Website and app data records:
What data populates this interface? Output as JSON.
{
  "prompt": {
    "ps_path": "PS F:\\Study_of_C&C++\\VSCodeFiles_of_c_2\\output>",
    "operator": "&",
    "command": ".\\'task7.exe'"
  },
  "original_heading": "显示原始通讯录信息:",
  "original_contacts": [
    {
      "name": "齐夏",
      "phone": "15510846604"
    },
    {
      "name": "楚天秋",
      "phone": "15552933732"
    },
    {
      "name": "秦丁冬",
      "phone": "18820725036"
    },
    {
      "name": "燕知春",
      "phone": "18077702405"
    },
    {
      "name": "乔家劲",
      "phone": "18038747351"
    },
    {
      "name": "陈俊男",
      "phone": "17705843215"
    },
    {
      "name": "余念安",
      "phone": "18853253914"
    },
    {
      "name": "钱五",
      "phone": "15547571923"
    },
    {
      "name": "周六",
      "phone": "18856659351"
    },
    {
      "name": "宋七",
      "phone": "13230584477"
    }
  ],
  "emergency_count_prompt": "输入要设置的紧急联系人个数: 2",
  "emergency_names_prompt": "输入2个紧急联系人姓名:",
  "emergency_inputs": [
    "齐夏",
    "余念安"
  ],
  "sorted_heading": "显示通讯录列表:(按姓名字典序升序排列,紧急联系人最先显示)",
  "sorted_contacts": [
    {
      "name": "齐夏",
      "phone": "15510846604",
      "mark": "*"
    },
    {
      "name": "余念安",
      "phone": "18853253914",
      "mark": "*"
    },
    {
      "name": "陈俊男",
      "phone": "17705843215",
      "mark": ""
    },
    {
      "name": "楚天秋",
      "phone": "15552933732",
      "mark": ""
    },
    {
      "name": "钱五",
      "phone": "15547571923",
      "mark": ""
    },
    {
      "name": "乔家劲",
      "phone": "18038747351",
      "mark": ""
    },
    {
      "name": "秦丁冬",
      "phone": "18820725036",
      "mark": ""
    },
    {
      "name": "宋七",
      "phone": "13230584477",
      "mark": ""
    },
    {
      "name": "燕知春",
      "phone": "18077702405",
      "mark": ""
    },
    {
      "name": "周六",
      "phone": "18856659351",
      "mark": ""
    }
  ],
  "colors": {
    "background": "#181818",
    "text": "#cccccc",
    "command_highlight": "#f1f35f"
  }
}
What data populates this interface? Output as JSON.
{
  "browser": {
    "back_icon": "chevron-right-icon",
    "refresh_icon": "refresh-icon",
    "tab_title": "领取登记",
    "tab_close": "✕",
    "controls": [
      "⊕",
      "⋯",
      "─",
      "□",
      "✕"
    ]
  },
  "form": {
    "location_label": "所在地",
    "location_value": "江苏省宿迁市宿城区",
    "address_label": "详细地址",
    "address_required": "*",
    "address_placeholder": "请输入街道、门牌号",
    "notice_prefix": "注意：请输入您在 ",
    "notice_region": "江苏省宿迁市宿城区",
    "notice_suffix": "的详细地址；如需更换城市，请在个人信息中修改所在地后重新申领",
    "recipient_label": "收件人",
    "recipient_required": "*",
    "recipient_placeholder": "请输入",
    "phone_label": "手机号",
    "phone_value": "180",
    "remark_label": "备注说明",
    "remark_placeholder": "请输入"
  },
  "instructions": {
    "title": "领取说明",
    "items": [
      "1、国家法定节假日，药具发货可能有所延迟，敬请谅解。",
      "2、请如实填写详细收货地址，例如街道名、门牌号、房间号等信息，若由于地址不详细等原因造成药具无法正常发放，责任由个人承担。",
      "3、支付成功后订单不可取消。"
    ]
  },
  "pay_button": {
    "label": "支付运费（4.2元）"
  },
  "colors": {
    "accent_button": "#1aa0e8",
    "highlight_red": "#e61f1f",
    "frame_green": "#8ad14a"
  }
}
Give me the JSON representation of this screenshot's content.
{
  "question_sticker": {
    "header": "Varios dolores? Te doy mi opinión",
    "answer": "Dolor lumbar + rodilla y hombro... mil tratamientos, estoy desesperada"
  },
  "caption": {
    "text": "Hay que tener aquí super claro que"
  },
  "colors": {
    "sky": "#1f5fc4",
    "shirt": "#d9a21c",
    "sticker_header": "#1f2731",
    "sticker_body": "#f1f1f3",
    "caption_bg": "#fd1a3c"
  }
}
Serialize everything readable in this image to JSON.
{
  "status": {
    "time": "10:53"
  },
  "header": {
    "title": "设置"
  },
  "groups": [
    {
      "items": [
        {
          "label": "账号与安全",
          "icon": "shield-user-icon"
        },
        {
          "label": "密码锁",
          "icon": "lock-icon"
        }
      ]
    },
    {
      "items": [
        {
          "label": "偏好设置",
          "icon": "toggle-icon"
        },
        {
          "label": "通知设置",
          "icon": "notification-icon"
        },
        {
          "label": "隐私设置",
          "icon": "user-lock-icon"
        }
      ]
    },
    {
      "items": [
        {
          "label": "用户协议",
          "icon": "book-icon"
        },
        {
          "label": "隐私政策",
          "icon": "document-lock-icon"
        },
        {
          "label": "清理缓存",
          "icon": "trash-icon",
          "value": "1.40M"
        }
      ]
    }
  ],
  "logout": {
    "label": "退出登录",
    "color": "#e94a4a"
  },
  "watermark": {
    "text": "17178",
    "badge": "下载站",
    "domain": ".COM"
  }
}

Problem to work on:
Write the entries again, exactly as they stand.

Problem solution:
What data populates this interface? Output as JSON.
{
  "prompt": {
    "ps_path": "PS F:\\Study_of_C&C++\\VSCodeFiles_of_c_2\\output>",
    "operator": "&",
    "command": ".\\'task7.exe'"
  },
  "original_heading": "显示原始通讯录信息:",
  "original_contacts": [
    {
      "name": "齐夏",
      "phone": "15510846604"
    },
    {
      "name": "楚天秋",
      "phone": "15552933732"
    },
    {
      "name": "秦丁冬",
      "phone": "18820725036"
    },
    {
      "name": "燕知春",
      "phone": "18077702405"
    },
    {
      "name": "乔家劲",
      "phone": "18038747351"
    },
    {
      "name": "陈俊男",
      "phone": "17705843215"
    },
    {
      "name": "余念安",
      "phone": "18853253914"
    },
    {
      "name": "钱五",
      "phone": "15547571923"
    },
    {
      "name": "周六",
      "phone": "18856659351"
    },
    {
      "name": "宋七",
      "phone": "13230584477"
    }
  ],
  "emergency_count_prompt": "输入要设置的紧急联系人个数: 2",
  "emergency_names_prompt": "输入2个紧急联系人姓名:",
  "emergency_inputs": [
    "齐夏",
    "余念安"
  ],
  "sorted_heading": "显示通讯录列表:(按姓名字典序升序排列,紧急联系人最先显示)",
  "sorted_contacts": [
    {
      "name": "齐夏",
      "phone": "15510846604",
      "mark": "*"
    },
    {
      "name": "余念安",
      "phone": "18853253914",
      "mark": "*"
    },
    {
      "name": "陈俊男",
      "phone": "17705843215",
      "mark": ""
    },
    {
      "name": "楚天秋",
      "phone": "15552933732",
      "mark": ""
    },
    {
      "name": "钱五",
      "phone": "15547571923",
      "mark": ""
    },
    {
      "name": "乔家劲",
      "phone": "18038747351",
      "mark": ""
    },
    {
      "name": "秦丁冬",
      "phone": "18820725036",
      "mark": ""
    },
    {
      "name": "宋七",
      "phone": "13230584477",
      "mark": ""
    },
    {
      "name": "燕知春",
      "phone": "18077702405",
      "mark": ""
    },
    {
      "name": "周六",
      "phone": "18856659351",
      "mark": ""
    }
  ],
  "colors": {
    "background": "#181818",
    "text": "#cccccc",
    "command_highlight": "#f1f35f"
  }
}
What data populates this interface? Output as JSON.
{
  "browser": {
    "back_icon": "chevron-right-icon",
    "refresh_icon": "refresh-icon",
    "tab_title": "领取登记",
    "tab_close": "✕",
    "controls": [
      "⊕",
      "⋯",
      "─",
      "□",
      "✕"
    ]
  },
  "form": {
    "location_label": "所在地",
    "location_value": "江苏省宿迁市宿城区",
    "address_label": "详细地址",
    "address_required": "*",
    "address_placeholder": "请输入街道、门牌号",
    "notice_prefix": "注意：请输入您在 ",
    "notice_region": "江苏省宿迁市宿城区",
    "notice_suffix": "的详细地址；如需更换城市，请在个人信息中修改所在地后重新申领",
    "recipient_label": "收件人",
    "recipient_required": "*",
    "recipient_placeholder": "请输入",
    "phone_label": "手机号",
    "phone_value": "180",
    "remark_label": "备注说明",
    "remark_placeholder": "请输入"
  },
  "instructions": {
    "title": "领取说明",
    "items": [
      "1、国家法定节假日，药具发货可能有所延迟，敬请谅解。",
      "2、请如实填写详细收货地址，例如街道名、门牌号、房间号等信息，若由于地址不详细等原因造成药具无法正常发放，责任由个人承担。",
      "3、支付成功后订单不可取消。"
    ]
  },
  "pay_button": {
    "label": "支付运费（4.2元）"
  },
  "colors": {
    "accent_button": "#1aa0e8",
    "highlight_red": "#e61f1f",
    "frame_green": "#8ad14a"
  }
}
Give me the JSON representation of this screenshot's content.
{
  "question_sticker": {
    "header": "Varios dolores? Te doy mi opinión",
    "answer": "Dolor lumbar + rodilla y hombro... mil tratamientos, estoy desesperada"
  },
  "caption": {
    "text": "Hay que tener aquí super claro que"
  },
  "colors": {
    "sky": "#1f5fc4",
    "shirt": "#d9a21c",
    "sticker_header": "#1f2731",
    "sticker_body": "#f1f1f3",
    "caption_bg": "#fd1a3c"
  }
}
Serialize everything readable in this image to JSON.
{
  "status": {
    "time": "10:53"
  },
  "header": {
    "title": "设置"
  },
  "groups": [
    {
      "items": [
        {
          "label": "账号与安全",
          "icon": "shield-user-icon"
        },
        {
          "label": "密码锁",
          "icon": "lock-icon"
        }
      ]
    },
    {
      "items": [
        {
          "label": "偏好设置",
          "icon": "toggle-icon"
        },
        {
          "label": "通知设置",
          "icon": "notification-icon"
        },
        {
          "label": "隐私设置",
          "icon": "user-lock-icon"
        }
      ]
    },
    {
      "items": [
        {
          "label": "用户协议",
          "icon": "book-icon"
        },
        {
          "label": "隐私政策",
          "icon": "document-lock-icon"
        },
        {
          "label": "清理缓存",
          "icon": "trash-icon",
          "value": "1.40M"
        }
      ]
    }
  ],
  "logout": {
    "label": "退出登录",
    "color": "#e94a4a"
  },
  "watermark": {
    "text": "17178",
    "badge": "下载站",
    "domain": ".COM"
  }
}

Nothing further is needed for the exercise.